● Problem to work on: Find the lines in the records that carry the word "Adde". Copy each one.

─── Data for review ───

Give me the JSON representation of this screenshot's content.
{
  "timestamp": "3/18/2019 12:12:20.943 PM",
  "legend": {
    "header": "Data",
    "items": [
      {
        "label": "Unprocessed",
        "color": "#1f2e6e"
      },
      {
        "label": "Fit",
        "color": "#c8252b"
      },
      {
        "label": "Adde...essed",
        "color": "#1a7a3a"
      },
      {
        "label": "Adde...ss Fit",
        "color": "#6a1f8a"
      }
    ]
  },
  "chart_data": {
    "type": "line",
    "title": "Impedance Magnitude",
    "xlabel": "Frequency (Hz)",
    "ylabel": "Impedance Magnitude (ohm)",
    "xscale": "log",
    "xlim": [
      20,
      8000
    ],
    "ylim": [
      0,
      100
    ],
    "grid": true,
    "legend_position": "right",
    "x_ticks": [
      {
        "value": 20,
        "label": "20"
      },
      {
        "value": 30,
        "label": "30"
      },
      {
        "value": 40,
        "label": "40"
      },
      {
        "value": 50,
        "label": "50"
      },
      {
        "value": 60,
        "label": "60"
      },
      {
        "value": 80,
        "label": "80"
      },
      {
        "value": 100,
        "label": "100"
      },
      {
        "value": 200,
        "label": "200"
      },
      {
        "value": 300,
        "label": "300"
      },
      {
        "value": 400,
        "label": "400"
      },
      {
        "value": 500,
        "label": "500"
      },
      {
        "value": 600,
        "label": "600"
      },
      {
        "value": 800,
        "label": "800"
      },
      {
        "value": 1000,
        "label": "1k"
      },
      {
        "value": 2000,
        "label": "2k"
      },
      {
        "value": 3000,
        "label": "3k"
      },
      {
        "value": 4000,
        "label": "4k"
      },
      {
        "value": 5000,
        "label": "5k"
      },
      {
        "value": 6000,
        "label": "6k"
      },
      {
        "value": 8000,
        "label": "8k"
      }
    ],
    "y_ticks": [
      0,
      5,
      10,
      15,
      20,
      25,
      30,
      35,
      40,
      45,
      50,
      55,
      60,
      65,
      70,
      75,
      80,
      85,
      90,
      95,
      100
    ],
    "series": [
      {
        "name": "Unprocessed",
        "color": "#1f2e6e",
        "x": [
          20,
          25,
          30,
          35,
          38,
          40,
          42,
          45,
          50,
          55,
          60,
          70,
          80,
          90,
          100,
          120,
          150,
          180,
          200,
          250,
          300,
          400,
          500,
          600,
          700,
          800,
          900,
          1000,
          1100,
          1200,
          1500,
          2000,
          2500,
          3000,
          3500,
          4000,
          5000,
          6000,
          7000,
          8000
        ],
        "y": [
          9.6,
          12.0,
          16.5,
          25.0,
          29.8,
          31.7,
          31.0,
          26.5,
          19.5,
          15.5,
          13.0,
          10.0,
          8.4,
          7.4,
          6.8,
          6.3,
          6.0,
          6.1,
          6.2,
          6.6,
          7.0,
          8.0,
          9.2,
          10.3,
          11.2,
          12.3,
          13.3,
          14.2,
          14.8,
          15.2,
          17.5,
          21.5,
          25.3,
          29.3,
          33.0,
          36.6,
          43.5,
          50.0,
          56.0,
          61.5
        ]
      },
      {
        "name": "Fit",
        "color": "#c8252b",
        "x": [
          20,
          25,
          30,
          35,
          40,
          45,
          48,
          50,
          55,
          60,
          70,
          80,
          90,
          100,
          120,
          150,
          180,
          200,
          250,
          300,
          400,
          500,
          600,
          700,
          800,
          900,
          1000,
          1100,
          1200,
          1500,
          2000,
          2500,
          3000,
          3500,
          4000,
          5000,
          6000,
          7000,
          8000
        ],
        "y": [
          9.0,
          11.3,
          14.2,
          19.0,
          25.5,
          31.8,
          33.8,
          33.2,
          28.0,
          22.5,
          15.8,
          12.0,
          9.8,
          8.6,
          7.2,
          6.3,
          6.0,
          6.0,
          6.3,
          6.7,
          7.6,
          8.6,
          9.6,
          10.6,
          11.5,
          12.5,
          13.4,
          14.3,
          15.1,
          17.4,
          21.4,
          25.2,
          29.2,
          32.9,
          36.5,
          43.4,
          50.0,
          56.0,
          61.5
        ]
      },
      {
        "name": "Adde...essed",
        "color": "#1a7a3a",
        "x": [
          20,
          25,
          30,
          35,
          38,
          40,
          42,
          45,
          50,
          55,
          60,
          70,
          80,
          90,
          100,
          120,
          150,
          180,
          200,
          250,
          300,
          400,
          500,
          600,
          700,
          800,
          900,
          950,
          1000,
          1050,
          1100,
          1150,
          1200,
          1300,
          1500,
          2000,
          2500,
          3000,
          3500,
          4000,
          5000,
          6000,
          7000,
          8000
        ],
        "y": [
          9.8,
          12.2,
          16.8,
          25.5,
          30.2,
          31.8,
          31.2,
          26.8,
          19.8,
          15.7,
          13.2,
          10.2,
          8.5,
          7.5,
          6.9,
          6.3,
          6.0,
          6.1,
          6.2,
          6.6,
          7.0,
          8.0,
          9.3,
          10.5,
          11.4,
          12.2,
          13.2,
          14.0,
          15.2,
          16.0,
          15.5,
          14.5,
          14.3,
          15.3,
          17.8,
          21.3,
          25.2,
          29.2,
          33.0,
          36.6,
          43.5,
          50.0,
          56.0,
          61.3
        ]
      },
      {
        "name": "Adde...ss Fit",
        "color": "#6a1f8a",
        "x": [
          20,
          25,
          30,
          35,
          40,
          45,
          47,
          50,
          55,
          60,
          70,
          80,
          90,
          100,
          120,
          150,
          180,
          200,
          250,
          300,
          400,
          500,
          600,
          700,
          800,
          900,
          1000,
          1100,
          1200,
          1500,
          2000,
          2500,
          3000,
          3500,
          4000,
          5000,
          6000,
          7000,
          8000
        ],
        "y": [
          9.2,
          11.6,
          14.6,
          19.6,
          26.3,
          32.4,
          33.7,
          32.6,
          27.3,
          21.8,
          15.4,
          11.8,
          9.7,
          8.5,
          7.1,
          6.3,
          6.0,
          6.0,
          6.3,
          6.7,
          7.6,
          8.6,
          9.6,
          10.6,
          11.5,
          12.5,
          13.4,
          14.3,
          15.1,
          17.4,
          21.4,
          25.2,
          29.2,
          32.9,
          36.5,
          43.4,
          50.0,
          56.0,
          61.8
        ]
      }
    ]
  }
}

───

● Solution to this task:
        "label": "Adde...essed",
        "label": "Adde...ss Fit",
        "name": "Adde...essed",
        "name": "Adde...ss Fit",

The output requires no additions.